Gather your own information.
The Internet offers a lot of information. But be careful, because you can't trust a lot of it. Remember to always weigh the information you gather. Compare sources and think about the evidence carefully. By comparing different sources, you'll see where they all agree. Differences may tell you where doctors disagree or where there is a current lack of evidence.
Learn the difference between risk reduction and prevention.
In medicine, the goal is to reduce the risk of, prevent, or cure illness or disease. The amount of risk reduction can be measured in terms of absolute risk reduction or in terms of relative risk reduction.
If these concepts are confusing to you, don't worry. Just ask the following questions when your doctor offers you a treatment:
These questions will help you decide if you think the treatment is worthwhile.
Also, know the difference between "prevention" and "risk reduction." For most of us, "prevention" means something that will stop us from ever getting a disease. But the word "prevention" is often used to describe what is really "risk reduction." Whenever you see the word "prevention," be sure to ask these questions:
It is helpful to know both.
You can still ask questions, even if you don't feel like you know these terms. Keep asking your doctors to explain what they are saying until you understand it.
Keep track of your health care information.
Keeping track of all the professional care, advice, and information you get is a big and important job. Here are some ideas to help you stay organized:
Are you having trouble getting your medical records?

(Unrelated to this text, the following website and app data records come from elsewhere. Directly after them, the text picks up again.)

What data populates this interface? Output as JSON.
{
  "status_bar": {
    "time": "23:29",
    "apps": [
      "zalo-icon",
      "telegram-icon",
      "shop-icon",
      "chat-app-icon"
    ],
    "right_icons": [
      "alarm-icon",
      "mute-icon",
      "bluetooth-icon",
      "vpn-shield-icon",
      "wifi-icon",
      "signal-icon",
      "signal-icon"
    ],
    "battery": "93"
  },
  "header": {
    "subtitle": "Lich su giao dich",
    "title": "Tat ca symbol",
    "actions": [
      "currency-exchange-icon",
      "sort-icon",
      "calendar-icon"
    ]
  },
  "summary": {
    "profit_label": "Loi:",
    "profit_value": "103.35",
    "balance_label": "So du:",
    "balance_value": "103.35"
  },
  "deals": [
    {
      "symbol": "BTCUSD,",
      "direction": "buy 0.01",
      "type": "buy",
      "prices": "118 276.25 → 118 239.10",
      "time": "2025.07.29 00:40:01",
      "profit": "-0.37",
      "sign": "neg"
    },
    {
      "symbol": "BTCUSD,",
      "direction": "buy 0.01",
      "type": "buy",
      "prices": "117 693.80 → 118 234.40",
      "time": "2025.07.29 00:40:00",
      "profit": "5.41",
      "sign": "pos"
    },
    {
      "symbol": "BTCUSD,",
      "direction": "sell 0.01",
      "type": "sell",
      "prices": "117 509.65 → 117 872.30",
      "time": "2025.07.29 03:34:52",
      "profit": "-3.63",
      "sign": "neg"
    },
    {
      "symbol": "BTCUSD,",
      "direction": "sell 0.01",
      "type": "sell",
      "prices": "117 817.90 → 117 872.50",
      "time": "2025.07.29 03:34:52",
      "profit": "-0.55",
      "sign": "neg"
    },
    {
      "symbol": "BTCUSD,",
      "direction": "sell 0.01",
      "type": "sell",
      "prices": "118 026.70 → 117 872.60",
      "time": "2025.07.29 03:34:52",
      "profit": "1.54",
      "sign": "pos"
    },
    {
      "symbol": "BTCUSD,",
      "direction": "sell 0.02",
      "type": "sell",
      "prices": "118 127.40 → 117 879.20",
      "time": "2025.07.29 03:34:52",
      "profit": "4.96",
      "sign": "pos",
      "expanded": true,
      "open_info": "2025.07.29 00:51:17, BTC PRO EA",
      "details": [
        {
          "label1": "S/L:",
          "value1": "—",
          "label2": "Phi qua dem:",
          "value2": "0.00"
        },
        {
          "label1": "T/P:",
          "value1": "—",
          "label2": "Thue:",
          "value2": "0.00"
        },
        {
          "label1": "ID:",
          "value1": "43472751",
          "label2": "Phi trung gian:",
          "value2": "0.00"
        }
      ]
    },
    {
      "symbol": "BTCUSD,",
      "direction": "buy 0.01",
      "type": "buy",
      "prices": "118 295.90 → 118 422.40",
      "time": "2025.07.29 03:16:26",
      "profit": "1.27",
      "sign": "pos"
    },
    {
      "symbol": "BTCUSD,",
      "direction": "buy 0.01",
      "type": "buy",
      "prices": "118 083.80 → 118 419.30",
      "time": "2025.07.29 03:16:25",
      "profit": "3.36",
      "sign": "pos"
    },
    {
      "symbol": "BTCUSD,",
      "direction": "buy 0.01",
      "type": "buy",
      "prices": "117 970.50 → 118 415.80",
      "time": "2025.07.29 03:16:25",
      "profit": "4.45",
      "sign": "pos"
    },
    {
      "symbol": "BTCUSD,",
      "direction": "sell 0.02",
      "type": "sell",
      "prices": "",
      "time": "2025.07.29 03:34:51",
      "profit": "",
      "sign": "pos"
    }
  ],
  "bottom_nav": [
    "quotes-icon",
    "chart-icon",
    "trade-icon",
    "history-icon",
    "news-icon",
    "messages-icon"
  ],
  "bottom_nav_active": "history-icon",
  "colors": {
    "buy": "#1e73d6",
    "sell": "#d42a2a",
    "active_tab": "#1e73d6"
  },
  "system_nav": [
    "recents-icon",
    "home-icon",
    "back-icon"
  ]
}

If so, learn about the health laws in your state by contacting the Health Privacy Project.
15. The information presented in this box is adapted from theNational Cancer Institute.
Harris RP, Helfand M, Woolf SH, et al. Current methods of the US Preventive Services Task Force: a review of the process. Am J Prev Med 2001 Apr; 20(3 Suppl): 21-35.
Quality Breast Cancer Care Means:
© 2001, 2002, 2006 National Breast Cancer Coalition Fund